WORK TASK -> Give the data back exactly. Leave out any images.

Excerpts from a dataset ->
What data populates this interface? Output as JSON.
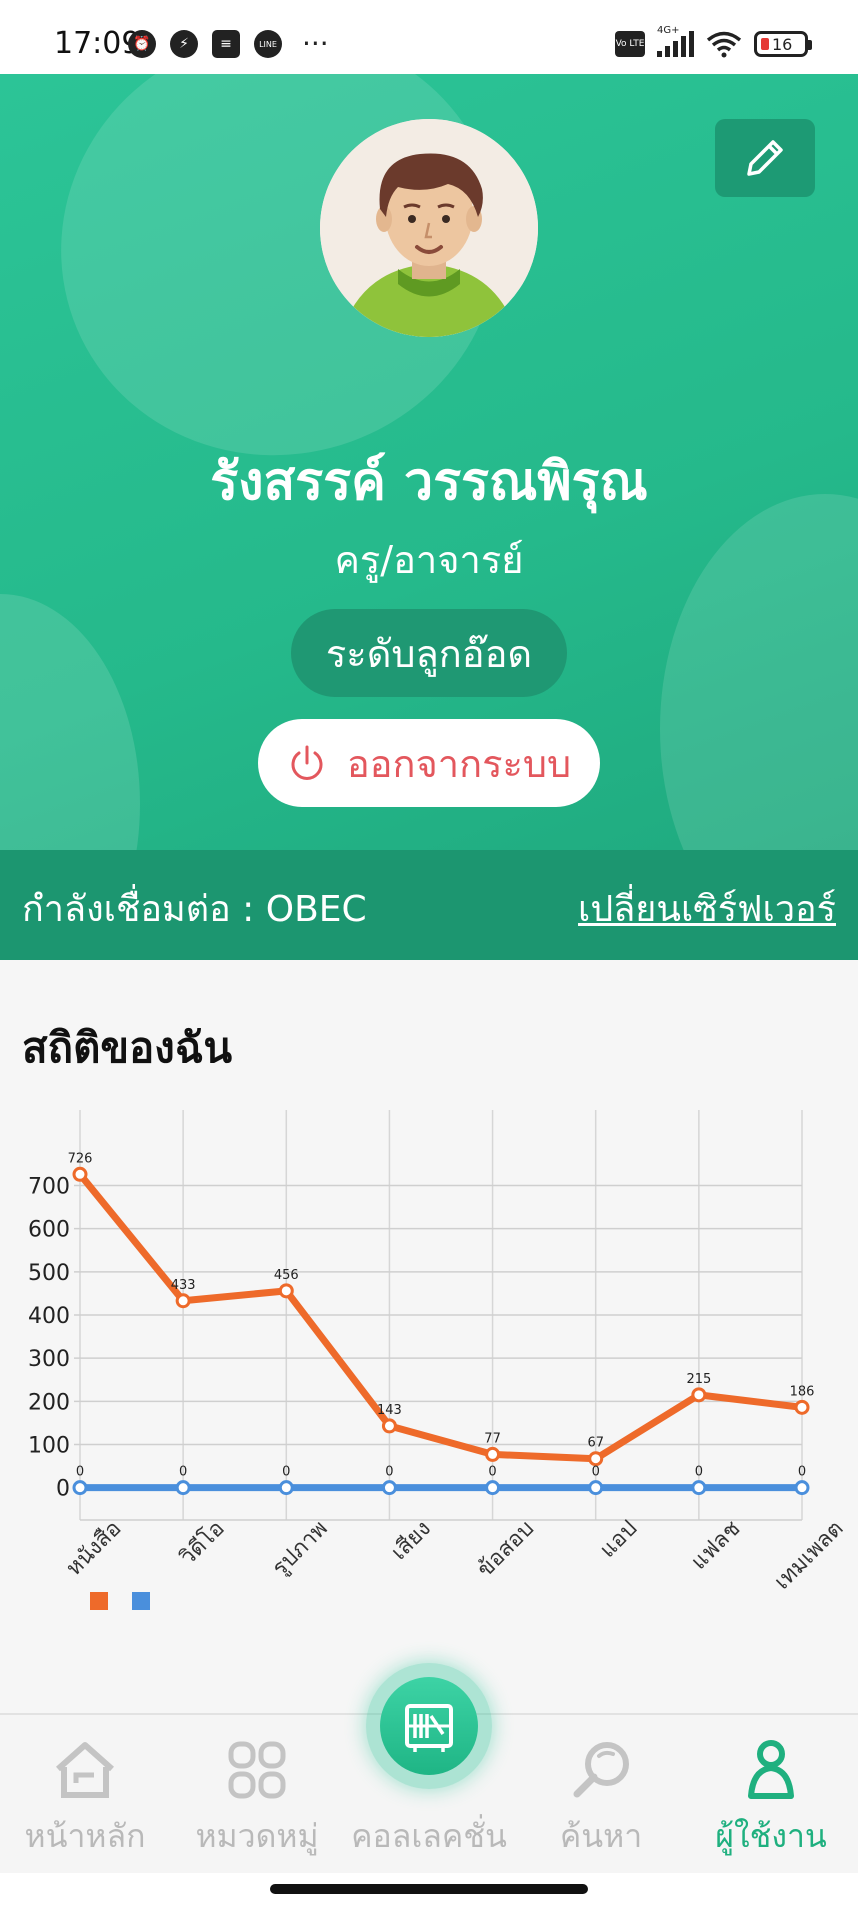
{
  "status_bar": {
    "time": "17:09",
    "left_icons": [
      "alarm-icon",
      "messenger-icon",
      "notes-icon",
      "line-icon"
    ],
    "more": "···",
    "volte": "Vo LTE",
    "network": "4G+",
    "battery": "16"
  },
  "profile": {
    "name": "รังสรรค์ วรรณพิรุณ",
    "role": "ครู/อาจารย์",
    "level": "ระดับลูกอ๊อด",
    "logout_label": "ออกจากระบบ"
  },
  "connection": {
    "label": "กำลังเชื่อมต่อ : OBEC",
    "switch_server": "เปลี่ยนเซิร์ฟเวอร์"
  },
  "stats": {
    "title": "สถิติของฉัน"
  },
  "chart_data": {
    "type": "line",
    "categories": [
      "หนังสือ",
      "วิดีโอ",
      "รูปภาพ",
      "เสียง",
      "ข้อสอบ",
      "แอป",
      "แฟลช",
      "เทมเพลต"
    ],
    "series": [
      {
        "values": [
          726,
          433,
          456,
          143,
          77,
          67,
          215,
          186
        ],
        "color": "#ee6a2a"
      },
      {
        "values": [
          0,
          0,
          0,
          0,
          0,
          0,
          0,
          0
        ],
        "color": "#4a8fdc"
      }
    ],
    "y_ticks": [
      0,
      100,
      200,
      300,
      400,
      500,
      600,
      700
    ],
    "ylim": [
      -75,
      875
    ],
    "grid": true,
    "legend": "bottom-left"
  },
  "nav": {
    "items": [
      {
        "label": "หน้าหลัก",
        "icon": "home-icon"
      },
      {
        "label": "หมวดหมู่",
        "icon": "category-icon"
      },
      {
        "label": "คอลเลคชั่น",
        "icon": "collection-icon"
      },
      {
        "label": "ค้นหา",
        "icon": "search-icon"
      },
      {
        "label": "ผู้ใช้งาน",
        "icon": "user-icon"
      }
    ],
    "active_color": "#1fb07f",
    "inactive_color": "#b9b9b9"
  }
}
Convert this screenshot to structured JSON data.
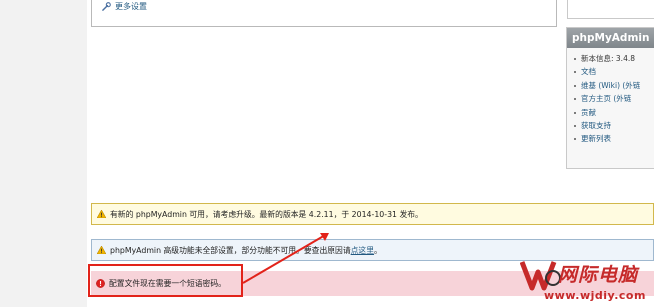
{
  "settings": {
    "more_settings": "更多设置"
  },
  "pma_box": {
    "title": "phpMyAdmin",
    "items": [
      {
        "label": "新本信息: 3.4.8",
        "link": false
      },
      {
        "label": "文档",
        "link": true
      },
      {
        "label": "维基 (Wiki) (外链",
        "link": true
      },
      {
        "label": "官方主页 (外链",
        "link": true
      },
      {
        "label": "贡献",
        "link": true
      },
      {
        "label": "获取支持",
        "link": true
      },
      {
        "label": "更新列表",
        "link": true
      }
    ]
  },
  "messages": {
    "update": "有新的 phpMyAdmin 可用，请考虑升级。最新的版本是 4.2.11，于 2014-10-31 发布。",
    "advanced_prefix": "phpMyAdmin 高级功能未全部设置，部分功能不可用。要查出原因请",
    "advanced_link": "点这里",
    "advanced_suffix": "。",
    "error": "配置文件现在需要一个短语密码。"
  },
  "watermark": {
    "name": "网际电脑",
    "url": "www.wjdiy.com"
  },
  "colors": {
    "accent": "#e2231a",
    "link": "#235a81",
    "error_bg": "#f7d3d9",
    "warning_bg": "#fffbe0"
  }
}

TASK RESPONSE ->
What data populates this interface? Output as JSON.
{
  "status_bar": {
    "time": "17:09",
    "left_icons": [
      "alarm-icon",
      "messenger-icon",
      "notes-icon",
      "line-icon"
    ],
    "more": "···",
    "volte": "Vo LTE",
    "network": "4G+",
    "battery": "16"
  },
  "profile": {
    "name": "รังสรรค์ วรรณพิรุณ",
    "role": "ครู/อาจารย์",
    "level": "ระดับลูกอ๊อด",
    "logout_label": "ออกจากระบบ"
  },
  "connection": {
    "label": "กำลังเชื่อมต่อ : OBEC",
    "switch_server": "เปลี่ยนเซิร์ฟเวอร์"
  },
  "stats": {
    "title": "สถิติของฉัน"
  },
  "chart_data": {
    "type": "line",
    "categories": [
      "หนังสือ",
      "วิดีโอ",
      "รูปภาพ",
      "เสียง",
      "ข้อสอบ",
      "แอป",
      "แฟลช",
      "เทมเพลต"
    ],
    "series": [
      {
        "values": [
          726,
          433,
          456,
          143,
          77,
          67,
          215,
          186
        ],
        "color": "#ee6a2a"
      },
      {
        "values": [
          0,
          0,
          0,
          0,
          0,
          0,
          0,
          0
        ],
        "color": "#4a8fdc"
      }
    ],
    "y_ticks": [
      0,
      100,
      200,
      300,
      400,
      500,
      600,
      700
    ],
    "ylim": [
      -75,
      875
    ],
    "grid": true,
    "legend": "bottom-left"
  },
  "nav": {
    "items": [
      {
        "label": "หน้าหลัก",
        "icon": "home-icon"
      },
      {
        "label": "หมวดหมู่",
        "icon": "category-icon"
      },
      {
        "label": "คอลเลคชั่น",
        "icon": "collection-icon"
      },
      {
        "label": "ค้นหา",
        "icon": "search-icon"
      },
      {
        "label": "ผู้ใช้งาน",
        "icon": "user-icon"
      }
    ],
    "active_color": "#1fb07f",
    "inactive_color": "#b9b9b9"
  }
}
Convert this screenshot to structured JSON data.
{
  "settings": {
    "more_settings": "更多设置"
  },
  "pma_box": {
    "title": "phpMyAdmin",
    "items": [
      {
        "label": "新本信息: 3.4.8",
        "link": false
      },
      {
        "label": "文档",
        "link": true
      },
      {
        "label": "维基 (Wiki) (外链",
        "link": true
      },
      {
        "label": "官方主页 (外链",
        "link": true
      },
      {
        "label": "贡献",
        "link": true
      },
      {
        "label": "获取支持",
        "link": true
      },
      {
        "label": "更新列表",
        "link": true
      }
    ]
  },
  "messages": {
    "update": "有新的 phpMyAdmin 可用，请考虑升级。最新的版本是 4.2.11，于 2014-10-31 发布。",
    "advanced_prefix": "phpMyAdmin 高级功能未全部设置，部分功能不可用。要查出原因请",
    "advanced_link": "点这里",
    "advanced_suffix": "。",
    "error": "配置文件现在需要一个短语密码。"
  },
  "watermark": {
    "name": "网际电脑",
    "url": "www.wjdiy.com"
  },
  "colors": {
    "accent": "#e2231a",
    "link": "#235a81",
    "error_bg": "#f7d3d9",
    "warning_bg": "#fffbe0"
  }
}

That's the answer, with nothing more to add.